● **SUPPLIED MATERIAL**:
↓
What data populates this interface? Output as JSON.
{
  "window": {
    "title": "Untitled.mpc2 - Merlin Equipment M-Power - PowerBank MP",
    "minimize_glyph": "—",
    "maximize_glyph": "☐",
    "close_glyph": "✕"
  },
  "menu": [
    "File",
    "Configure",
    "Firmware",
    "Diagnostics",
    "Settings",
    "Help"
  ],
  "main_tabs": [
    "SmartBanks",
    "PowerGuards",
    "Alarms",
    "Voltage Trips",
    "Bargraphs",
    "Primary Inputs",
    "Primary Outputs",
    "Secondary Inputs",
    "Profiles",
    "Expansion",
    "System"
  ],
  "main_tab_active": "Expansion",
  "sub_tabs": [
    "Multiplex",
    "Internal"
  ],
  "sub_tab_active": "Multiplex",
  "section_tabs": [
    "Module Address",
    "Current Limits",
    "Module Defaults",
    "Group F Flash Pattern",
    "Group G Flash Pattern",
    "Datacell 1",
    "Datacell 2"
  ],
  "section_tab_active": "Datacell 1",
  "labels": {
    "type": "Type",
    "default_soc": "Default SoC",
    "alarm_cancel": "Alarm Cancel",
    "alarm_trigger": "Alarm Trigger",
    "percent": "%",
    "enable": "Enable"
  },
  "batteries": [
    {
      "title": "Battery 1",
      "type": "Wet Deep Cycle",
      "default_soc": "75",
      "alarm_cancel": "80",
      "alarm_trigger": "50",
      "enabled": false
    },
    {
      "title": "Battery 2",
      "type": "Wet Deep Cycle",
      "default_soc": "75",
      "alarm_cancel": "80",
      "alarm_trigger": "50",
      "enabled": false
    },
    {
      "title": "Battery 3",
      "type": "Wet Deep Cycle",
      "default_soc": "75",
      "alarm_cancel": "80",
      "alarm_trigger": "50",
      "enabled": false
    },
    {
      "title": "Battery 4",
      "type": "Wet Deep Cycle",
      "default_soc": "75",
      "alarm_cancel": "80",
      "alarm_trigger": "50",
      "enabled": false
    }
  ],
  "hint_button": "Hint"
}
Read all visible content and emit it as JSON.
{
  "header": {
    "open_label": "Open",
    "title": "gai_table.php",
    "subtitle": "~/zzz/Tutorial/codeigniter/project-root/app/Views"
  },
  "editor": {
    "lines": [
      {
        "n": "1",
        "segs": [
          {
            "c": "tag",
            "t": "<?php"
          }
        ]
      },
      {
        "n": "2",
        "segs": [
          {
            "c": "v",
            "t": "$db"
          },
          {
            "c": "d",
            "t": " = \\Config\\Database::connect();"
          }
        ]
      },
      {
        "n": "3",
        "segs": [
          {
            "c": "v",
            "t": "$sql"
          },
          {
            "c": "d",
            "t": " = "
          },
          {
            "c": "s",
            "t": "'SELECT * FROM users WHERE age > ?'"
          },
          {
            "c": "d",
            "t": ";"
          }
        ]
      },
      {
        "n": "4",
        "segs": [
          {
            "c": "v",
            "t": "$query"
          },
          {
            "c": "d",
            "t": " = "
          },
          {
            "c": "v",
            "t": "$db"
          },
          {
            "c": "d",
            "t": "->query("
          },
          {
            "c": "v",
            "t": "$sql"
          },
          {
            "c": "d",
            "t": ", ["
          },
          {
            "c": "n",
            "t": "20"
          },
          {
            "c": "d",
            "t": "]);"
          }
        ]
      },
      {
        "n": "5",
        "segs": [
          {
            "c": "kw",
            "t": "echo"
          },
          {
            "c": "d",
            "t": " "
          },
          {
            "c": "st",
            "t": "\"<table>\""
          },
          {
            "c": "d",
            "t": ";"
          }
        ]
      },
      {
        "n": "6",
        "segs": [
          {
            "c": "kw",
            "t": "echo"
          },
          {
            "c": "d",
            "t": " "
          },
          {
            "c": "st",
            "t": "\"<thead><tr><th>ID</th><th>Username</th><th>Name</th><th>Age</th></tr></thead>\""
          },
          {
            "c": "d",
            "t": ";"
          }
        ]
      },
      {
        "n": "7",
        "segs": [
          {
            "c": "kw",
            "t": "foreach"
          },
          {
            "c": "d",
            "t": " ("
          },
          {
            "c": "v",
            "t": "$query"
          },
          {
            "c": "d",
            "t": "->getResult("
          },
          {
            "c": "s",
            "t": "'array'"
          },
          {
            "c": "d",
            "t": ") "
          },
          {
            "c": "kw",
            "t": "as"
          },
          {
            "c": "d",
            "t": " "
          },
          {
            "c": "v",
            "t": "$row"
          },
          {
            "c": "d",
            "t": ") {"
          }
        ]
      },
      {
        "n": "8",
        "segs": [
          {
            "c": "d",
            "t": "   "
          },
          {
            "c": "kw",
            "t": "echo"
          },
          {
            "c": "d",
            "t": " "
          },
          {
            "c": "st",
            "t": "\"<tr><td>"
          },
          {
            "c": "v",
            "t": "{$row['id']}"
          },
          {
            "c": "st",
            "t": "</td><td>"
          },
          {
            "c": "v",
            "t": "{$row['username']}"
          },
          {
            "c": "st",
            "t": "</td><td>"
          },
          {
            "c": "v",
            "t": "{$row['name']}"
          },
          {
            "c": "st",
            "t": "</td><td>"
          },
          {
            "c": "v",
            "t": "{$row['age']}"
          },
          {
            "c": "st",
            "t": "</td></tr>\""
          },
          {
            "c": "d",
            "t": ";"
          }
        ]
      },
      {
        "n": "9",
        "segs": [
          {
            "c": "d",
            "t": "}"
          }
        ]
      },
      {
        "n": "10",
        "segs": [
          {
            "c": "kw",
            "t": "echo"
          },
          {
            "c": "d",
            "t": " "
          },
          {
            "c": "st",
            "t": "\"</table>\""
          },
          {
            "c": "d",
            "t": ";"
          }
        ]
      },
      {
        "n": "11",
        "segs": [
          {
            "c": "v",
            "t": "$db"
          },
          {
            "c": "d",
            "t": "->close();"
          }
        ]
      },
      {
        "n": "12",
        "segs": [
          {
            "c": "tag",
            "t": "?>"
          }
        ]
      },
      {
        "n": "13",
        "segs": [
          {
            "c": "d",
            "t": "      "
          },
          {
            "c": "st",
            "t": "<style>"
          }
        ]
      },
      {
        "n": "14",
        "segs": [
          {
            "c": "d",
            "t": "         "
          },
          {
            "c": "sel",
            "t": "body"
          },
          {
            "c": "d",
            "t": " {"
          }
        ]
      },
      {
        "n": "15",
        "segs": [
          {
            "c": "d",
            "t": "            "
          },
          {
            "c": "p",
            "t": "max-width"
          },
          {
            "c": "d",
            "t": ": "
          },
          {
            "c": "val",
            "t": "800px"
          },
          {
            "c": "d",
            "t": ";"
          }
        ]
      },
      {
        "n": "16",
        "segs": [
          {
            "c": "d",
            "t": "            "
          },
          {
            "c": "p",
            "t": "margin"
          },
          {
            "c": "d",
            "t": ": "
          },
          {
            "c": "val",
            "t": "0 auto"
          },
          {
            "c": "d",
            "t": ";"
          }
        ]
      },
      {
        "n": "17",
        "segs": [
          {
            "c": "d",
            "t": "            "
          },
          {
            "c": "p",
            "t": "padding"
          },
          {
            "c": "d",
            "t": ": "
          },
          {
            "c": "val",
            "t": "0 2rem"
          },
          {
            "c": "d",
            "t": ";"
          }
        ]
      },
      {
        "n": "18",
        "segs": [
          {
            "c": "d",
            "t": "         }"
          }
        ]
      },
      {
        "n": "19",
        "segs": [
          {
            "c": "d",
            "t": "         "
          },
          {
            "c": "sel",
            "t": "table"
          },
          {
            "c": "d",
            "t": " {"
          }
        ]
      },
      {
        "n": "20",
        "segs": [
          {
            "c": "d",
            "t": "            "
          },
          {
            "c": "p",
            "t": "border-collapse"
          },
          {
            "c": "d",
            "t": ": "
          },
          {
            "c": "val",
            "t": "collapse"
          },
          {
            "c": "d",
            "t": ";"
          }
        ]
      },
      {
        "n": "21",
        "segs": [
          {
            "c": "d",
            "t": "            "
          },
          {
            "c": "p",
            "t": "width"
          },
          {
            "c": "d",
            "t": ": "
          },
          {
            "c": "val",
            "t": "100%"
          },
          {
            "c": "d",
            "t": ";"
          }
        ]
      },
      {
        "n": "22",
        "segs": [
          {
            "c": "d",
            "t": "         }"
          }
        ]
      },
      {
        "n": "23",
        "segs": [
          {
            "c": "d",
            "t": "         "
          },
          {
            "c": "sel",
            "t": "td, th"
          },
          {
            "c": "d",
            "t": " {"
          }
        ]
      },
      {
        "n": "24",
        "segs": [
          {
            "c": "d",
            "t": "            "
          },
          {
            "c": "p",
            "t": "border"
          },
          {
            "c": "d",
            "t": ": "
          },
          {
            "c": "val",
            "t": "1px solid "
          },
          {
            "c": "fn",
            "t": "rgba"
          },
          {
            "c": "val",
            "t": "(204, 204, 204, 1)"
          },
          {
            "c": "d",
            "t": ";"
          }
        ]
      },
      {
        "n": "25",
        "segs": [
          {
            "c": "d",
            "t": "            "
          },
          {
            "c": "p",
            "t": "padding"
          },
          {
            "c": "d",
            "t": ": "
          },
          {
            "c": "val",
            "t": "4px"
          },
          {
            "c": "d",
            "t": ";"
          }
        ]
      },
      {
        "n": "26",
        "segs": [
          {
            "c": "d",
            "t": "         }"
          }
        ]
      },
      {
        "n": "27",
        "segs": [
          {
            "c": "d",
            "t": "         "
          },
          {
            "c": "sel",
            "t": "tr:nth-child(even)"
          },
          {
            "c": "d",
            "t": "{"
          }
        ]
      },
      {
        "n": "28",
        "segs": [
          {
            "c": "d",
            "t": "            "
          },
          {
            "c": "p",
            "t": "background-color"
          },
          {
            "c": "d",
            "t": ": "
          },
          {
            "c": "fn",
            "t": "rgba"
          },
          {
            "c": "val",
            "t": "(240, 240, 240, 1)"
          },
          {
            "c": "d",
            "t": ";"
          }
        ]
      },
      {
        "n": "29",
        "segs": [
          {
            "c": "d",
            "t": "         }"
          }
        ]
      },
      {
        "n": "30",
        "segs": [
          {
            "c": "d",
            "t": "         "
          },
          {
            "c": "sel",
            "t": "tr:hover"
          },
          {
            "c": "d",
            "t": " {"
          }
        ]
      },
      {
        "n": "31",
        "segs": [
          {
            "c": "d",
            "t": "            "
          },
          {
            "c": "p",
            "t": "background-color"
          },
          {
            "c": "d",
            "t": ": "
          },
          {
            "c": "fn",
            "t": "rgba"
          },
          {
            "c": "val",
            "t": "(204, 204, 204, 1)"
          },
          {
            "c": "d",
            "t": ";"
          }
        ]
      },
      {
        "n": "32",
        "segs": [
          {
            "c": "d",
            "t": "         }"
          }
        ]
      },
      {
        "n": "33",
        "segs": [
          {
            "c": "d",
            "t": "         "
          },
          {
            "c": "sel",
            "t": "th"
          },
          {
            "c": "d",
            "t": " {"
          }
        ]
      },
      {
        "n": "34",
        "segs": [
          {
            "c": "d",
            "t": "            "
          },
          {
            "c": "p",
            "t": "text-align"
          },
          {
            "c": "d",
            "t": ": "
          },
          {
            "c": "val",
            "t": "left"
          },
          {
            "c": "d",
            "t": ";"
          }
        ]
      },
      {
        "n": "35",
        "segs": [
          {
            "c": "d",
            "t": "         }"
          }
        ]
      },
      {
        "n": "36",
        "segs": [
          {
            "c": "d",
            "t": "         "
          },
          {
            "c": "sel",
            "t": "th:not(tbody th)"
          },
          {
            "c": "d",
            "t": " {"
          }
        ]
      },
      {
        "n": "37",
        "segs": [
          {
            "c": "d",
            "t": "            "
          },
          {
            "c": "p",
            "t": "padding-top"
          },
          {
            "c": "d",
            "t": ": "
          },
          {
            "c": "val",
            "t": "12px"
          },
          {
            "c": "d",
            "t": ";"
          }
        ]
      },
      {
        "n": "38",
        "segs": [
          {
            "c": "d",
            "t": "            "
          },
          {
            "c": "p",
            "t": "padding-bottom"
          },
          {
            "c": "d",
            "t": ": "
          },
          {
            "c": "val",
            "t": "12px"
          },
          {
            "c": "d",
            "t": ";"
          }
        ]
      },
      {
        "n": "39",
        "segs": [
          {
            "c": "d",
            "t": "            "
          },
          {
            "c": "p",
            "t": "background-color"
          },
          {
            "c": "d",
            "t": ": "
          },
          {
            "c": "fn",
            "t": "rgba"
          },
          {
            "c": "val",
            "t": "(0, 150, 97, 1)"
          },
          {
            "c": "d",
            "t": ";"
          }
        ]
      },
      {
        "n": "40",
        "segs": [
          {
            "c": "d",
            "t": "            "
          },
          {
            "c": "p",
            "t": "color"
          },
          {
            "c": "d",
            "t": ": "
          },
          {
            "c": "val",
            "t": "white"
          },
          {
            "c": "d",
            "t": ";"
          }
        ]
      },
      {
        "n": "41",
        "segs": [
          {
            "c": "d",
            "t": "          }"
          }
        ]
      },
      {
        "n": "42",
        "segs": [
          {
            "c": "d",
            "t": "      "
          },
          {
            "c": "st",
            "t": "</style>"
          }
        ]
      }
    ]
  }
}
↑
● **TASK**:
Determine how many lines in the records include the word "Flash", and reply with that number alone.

● **REPLY**:
2